Data records for software interfaces:
*** Block opens ***
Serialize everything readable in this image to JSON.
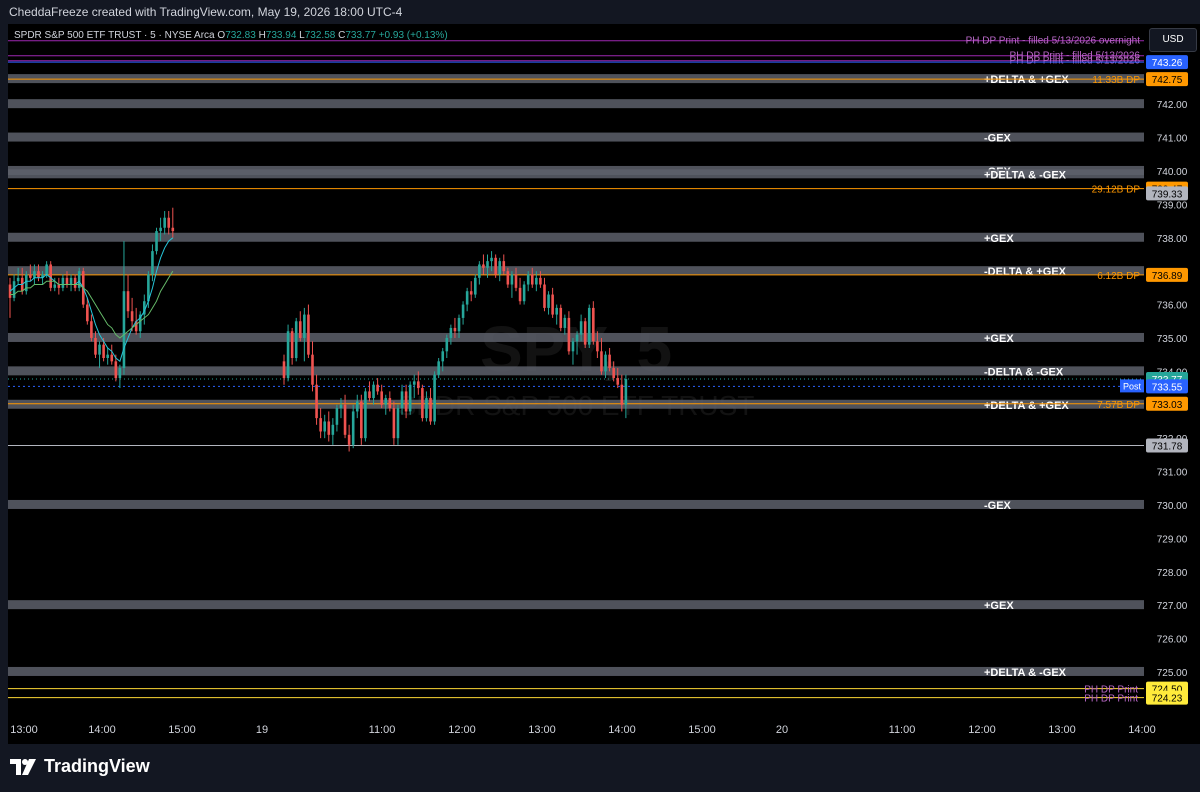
{
  "app": {
    "creator_line": "CheddaFreeze created with TradingView.com, May 19, 2026 18:00 UTC-4",
    "brand": "TradingView"
  },
  "symbol": {
    "name": "SPDR S&P 500 ETF TRUST · 5 · NYSE Arca",
    "open_label": "O",
    "open": "732.83",
    "high_label": "H",
    "high": "733.94",
    "low_label": "L",
    "low": "732.58",
    "close_label": "C",
    "close": "733.77",
    "change": "+0.93 (+0.13%)",
    "watermark_ticker": "SPY, 5",
    "watermark_name": "SPDR S&P 500 ETF TRUST"
  },
  "price_scale": {
    "currency": "USD",
    "ticks": [
      "742.00",
      "741.00",
      "740.00",
      "739.00",
      "738.00",
      "737.00",
      "736.00",
      "735.00",
      "734.00",
      "733.00",
      "732.00",
      "731.00",
      "730.00",
      "729.00",
      "728.00",
      "727.00",
      "726.00",
      "725.00"
    ]
  },
  "time_axis": {
    "labels": [
      "13:00",
      "14:00",
      "15:00",
      "19",
      "11:00",
      "12:00",
      "13:00",
      "14:00",
      "15:00",
      "20",
      "11:00",
      "12:00",
      "13:00",
      "14:00"
    ]
  },
  "levels": {
    "gray_bands": [
      {
        "price": 742.75,
        "label": "+DELTA & +GEX"
      },
      {
        "price": 742.0,
        "label": ""
      },
      {
        "price": 741.0,
        "label": "-GEX"
      },
      {
        "price": 740.0,
        "label": "-GEX"
      },
      {
        "price": 739.9,
        "label": "+DELTA & -GEX"
      },
      {
        "price": 738.0,
        "label": "+GEX"
      },
      {
        "price": 737.0,
        "label": "-DELTA & +GEX"
      },
      {
        "price": 735.0,
        "label": "+GEX"
      },
      {
        "price": 734.0,
        "label": "-DELTA & -GEX"
      },
      {
        "price": 733.0,
        "label": "+DELTA & +GEX"
      },
      {
        "price": 730.0,
        "label": "-GEX"
      },
      {
        "price": 727.0,
        "label": "+GEX"
      },
      {
        "price": 725.0,
        "label": "+DELTA & -GEX"
      }
    ],
    "orange_lines": [
      {
        "price": 742.75,
        "label": "11.33B DP",
        "badge": "742.75"
      },
      {
        "price": 739.47,
        "label": "29.12B DP",
        "badge": "739.47"
      },
      {
        "price": 736.89,
        "label": "6.12B DP",
        "badge": "736.89"
      },
      {
        "price": 733.03,
        "label": "7.57B DP",
        "badge": "733.03"
      }
    ],
    "purple_lines": [
      {
        "price": 743.9,
        "label": "PH DP Print - filled 5/13/2026 overnight"
      },
      {
        "price": 743.45,
        "label": "PH DP Print - filled 5/13/2026"
      },
      {
        "price": 743.3,
        "label": "PH DP Print - filled 5/13/2026"
      }
    ],
    "yellow_lines": [
      {
        "price": 724.5,
        "label": "PH DP Print",
        "badge": "724.50"
      },
      {
        "price": 724.23,
        "label": "PH DP Print",
        "badge": "724.23"
      }
    ],
    "gray_line": {
      "price": 731.78,
      "badge": "731.78"
    },
    "blue_badge": {
      "price": 743.26,
      "badge": "743.26"
    },
    "last_price": {
      "price": 733.77,
      "badge": "733.77"
    },
    "post_price": {
      "price": 733.55,
      "badge": "733.55",
      "tag": "Post"
    },
    "secondary_badge": {
      "price": 739.33,
      "badge": "739.33"
    }
  },
  "colors": {
    "up": "#26a69a",
    "down": "#ef5350",
    "orange": "#ff9800",
    "purple": "#9c27b0",
    "yellow": "#ffeb3b",
    "band": "#5d606b",
    "blue_badge": "#2962ff",
    "teal_ma": "#26c6da",
    "green_ma": "#66bb6a"
  },
  "chart_data": {
    "type": "candlestick",
    "ylim": [
      724.0,
      744.4
    ],
    "candles": [
      [
        736.6,
        736.8,
        735.6,
        736.2
      ],
      [
        736.2,
        736.9,
        736.1,
        736.7
      ],
      [
        736.7,
        737.1,
        736.6,
        736.8
      ],
      [
        736.8,
        737.1,
        736.3,
        736.4
      ],
      [
        736.4,
        737.0,
        736.3,
        736.9
      ],
      [
        736.9,
        737.2,
        736.7,
        736.8
      ],
      [
        736.8,
        737.2,
        736.6,
        737.0
      ],
      [
        737.0,
        737.2,
        736.7,
        736.8
      ],
      [
        736.8,
        737.0,
        736.6,
        736.9
      ],
      [
        736.9,
        737.3,
        736.8,
        737.2
      ],
      [
        737.2,
        737.3,
        736.4,
        736.5
      ],
      [
        736.5,
        736.8,
        736.4,
        736.6
      ],
      [
        736.6,
        736.8,
        736.3,
        736.5
      ],
      [
        736.5,
        736.9,
        736.4,
        736.8
      ],
      [
        736.8,
        737.0,
        736.5,
        736.6
      ],
      [
        736.6,
        736.9,
        736.4,
        736.8
      ],
      [
        736.8,
        736.9,
        736.4,
        736.5
      ],
      [
        736.5,
        737.1,
        736.4,
        737.0
      ],
      [
        737.0,
        737.1,
        735.9,
        736.0
      ],
      [
        736.0,
        736.2,
        735.4,
        735.5
      ],
      [
        735.5,
        735.7,
        734.9,
        735.0
      ],
      [
        735.0,
        735.2,
        734.4,
        734.5
      ],
      [
        734.5,
        734.9,
        734.1,
        734.8
      ],
      [
        734.8,
        735.0,
        734.3,
        734.4
      ],
      [
        734.4,
        734.7,
        734.2,
        734.5
      ],
      [
        734.5,
        734.8,
        734.2,
        734.3
      ],
      [
        734.3,
        734.5,
        733.7,
        733.8
      ],
      [
        733.8,
        734.2,
        733.5,
        734.1
      ],
      [
        734.1,
        737.9,
        733.9,
        736.4
      ],
      [
        736.4,
        736.9,
        735.6,
        735.8
      ],
      [
        735.8,
        736.2,
        735.2,
        735.5
      ],
      [
        735.5,
        735.9,
        735.1,
        735.2
      ],
      [
        735.2,
        735.8,
        735.0,
        735.7
      ],
      [
        735.7,
        736.3,
        735.4,
        736.1
      ],
      [
        736.1,
        737.0,
        735.9,
        736.9
      ],
      [
        736.9,
        737.8,
        736.7,
        737.6
      ],
      [
        737.6,
        738.3,
        737.5,
        738.2
      ],
      [
        738.2,
        738.6,
        737.9,
        738.3
      ],
      [
        738.3,
        738.8,
        738.1,
        738.6
      ],
      [
        738.6,
        738.8,
        738.1,
        738.3
      ],
      [
        738.3,
        738.9,
        738.0,
        738.2
      ]
    ],
    "candles_day2": [
      [
        734.3,
        734.5,
        733.6,
        733.8
      ],
      [
        733.8,
        735.4,
        733.7,
        735.2
      ],
      [
        735.2,
        735.3,
        734.2,
        734.4
      ],
      [
        734.4,
        735.6,
        734.3,
        735.5
      ],
      [
        735.5,
        735.8,
        734.9,
        735.0
      ],
      [
        735.0,
        735.9,
        734.3,
        735.7
      ],
      [
        735.7,
        736.0,
        734.4,
        734.5
      ],
      [
        734.5,
        734.9,
        733.4,
        733.6
      ],
      [
        733.6,
        733.9,
        732.4,
        732.6
      ],
      [
        732.6,
        732.9,
        732.0,
        732.2
      ],
      [
        732.2,
        732.7,
        732.0,
        732.5
      ],
      [
        732.5,
        732.8,
        731.9,
        732.1
      ],
      [
        732.1,
        732.6,
        731.8,
        732.4
      ],
      [
        732.4,
        733.0,
        732.2,
        732.9
      ],
      [
        732.9,
        733.2,
        732.6,
        733.0
      ],
      [
        733.0,
        733.3,
        732.0,
        732.1
      ],
      [
        732.1,
        732.4,
        731.6,
        731.8
      ],
      [
        731.8,
        733.0,
        731.7,
        732.8
      ],
      [
        732.8,
        733.3,
        732.6,
        733.1
      ],
      [
        733.1,
        733.3,
        731.8,
        732.0
      ],
      [
        732.0,
        733.5,
        731.9,
        733.4
      ],
      [
        733.4,
        733.7,
        733.1,
        733.2
      ],
      [
        733.2,
        733.7,
        733.0,
        733.6
      ],
      [
        733.6,
        733.8,
        733.3,
        733.4
      ],
      [
        733.4,
        733.6,
        732.9,
        733.0
      ],
      [
        733.0,
        733.3,
        732.7,
        733.2
      ],
      [
        733.2,
        733.4,
        732.8,
        732.9
      ],
      [
        732.9,
        733.1,
        731.8,
        732.0
      ],
      [
        732.0,
        733.0,
        731.8,
        732.9
      ],
      [
        732.9,
        733.6,
        732.7,
        733.4
      ],
      [
        733.4,
        733.6,
        732.6,
        732.8
      ],
      [
        732.8,
        733.7,
        732.7,
        733.6
      ],
      [
        733.6,
        733.9,
        733.2,
        733.7
      ],
      [
        733.7,
        734.0,
        733.3,
        733.5
      ],
      [
        733.5,
        733.6,
        732.5,
        732.6
      ],
      [
        732.6,
        733.4,
        732.5,
        733.2
      ],
      [
        733.2,
        733.5,
        732.4,
        732.5
      ],
      [
        732.5,
        734.0,
        732.4,
        733.9
      ],
      [
        733.9,
        734.4,
        733.8,
        734.3
      ],
      [
        734.3,
        734.7,
        734.0,
        734.6
      ],
      [
        734.6,
        735.1,
        734.4,
        735.0
      ],
      [
        735.0,
        735.4,
        734.8,
        735.3
      ],
      [
        735.3,
        735.6,
        735.0,
        735.2
      ],
      [
        735.2,
        735.7,
        735.0,
        735.6
      ],
      [
        735.6,
        736.1,
        735.4,
        736.0
      ],
      [
        736.0,
        736.5,
        735.8,
        736.4
      ],
      [
        736.4,
        736.7,
        736.1,
        736.3
      ],
      [
        736.3,
        736.9,
        736.2,
        736.8
      ],
      [
        736.8,
        737.3,
        736.6,
        737.2
      ],
      [
        737.2,
        737.5,
        736.9,
        737.1
      ],
      [
        737.1,
        737.5,
        736.8,
        737.3
      ],
      [
        737.3,
        737.6,
        737.0,
        737.4
      ],
      [
        737.4,
        737.5,
        736.8,
        736.9
      ],
      [
        736.9,
        737.4,
        736.7,
        737.3
      ],
      [
        737.3,
        737.5,
        736.9,
        737.0
      ],
      [
        737.0,
        737.1,
        736.5,
        736.6
      ],
      [
        736.6,
        737.0,
        736.2,
        736.9
      ],
      [
        736.9,
        737.1,
        736.4,
        736.5
      ],
      [
        736.5,
        736.8,
        736.0,
        736.1
      ],
      [
        736.1,
        736.7,
        736.0,
        736.6
      ],
      [
        736.6,
        737.0,
        736.4,
        736.9
      ],
      [
        736.9,
        737.1,
        736.5,
        736.6
      ],
      [
        736.6,
        737.0,
        736.4,
        736.8
      ],
      [
        736.8,
        737.0,
        736.5,
        736.6
      ],
      [
        736.6,
        736.8,
        735.8,
        735.9
      ],
      [
        735.9,
        736.4,
        735.7,
        736.3
      ],
      [
        736.3,
        736.5,
        735.6,
        735.7
      ],
      [
        735.7,
        736.0,
        735.4,
        735.9
      ],
      [
        735.9,
        736.0,
        735.2,
        735.3
      ],
      [
        735.3,
        735.7,
        735.1,
        735.6
      ],
      [
        735.6,
        735.8,
        734.5,
        734.6
      ],
      [
        734.6,
        735.0,
        734.2,
        734.9
      ],
      [
        734.9,
        735.2,
        734.5,
        735.1
      ],
      [
        735.1,
        735.7,
        734.9,
        735.5
      ],
      [
        735.5,
        735.6,
        734.7,
        734.8
      ],
      [
        734.8,
        736.0,
        734.7,
        735.9
      ],
      [
        735.9,
        736.1,
        734.8,
        734.9
      ],
      [
        734.9,
        735.2,
        734.4,
        734.6
      ],
      [
        734.6,
        735.0,
        733.9,
        734.0
      ],
      [
        734.0,
        734.6,
        733.8,
        734.5
      ],
      [
        734.5,
        734.7,
        734.0,
        734.1
      ],
      [
        734.1,
        734.3,
        733.7,
        733.8
      ],
      [
        733.8,
        734.1,
        733.5,
        733.6
      ],
      [
        733.6,
        733.9,
        732.8,
        733.0
      ],
      [
        733.0,
        733.9,
        732.6,
        733.77
      ]
    ],
    "ma_fast": [
      736.4,
      736.5,
      736.6,
      736.6,
      736.7,
      736.7,
      736.8,
      736.8,
      736.8,
      736.9,
      736.8,
      736.7,
      736.6,
      736.6,
      736.6,
      736.6,
      736.6,
      736.7,
      736.5,
      736.2,
      735.8,
      735.4,
      735.1,
      734.9,
      734.7,
      734.6,
      734.4,
      734.3,
      734.7,
      735.0,
      735.3,
      735.5,
      735.6,
      735.8,
      736.1,
      736.5,
      737.0,
      737.4,
      737.7,
      737.9,
      738.0
    ],
    "ma_slow": [
      736.3,
      736.3,
      736.4,
      736.4,
      736.5,
      736.5,
      736.6,
      736.6,
      736.6,
      736.7,
      736.7,
      736.7,
      736.6,
      736.6,
      736.6,
      736.6,
      736.6,
      736.6,
      736.5,
      736.4,
      736.2,
      736.0,
      735.8,
      735.6,
      735.4,
      735.3,
      735.1,
      735.0,
      735.1,
      735.2,
      735.3,
      735.4,
      735.5,
      735.6,
      735.7,
      735.9,
      736.1,
      736.4,
      736.6,
      736.8,
      737.0
    ]
  }
}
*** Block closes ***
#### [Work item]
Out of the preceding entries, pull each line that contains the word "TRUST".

#### [Answer below]
    "name": "SPDR S&P 500 ETF TRUST · 5 · NYSE Arca",
    "watermark_name": "SPDR S&P 500 ETF TRUST"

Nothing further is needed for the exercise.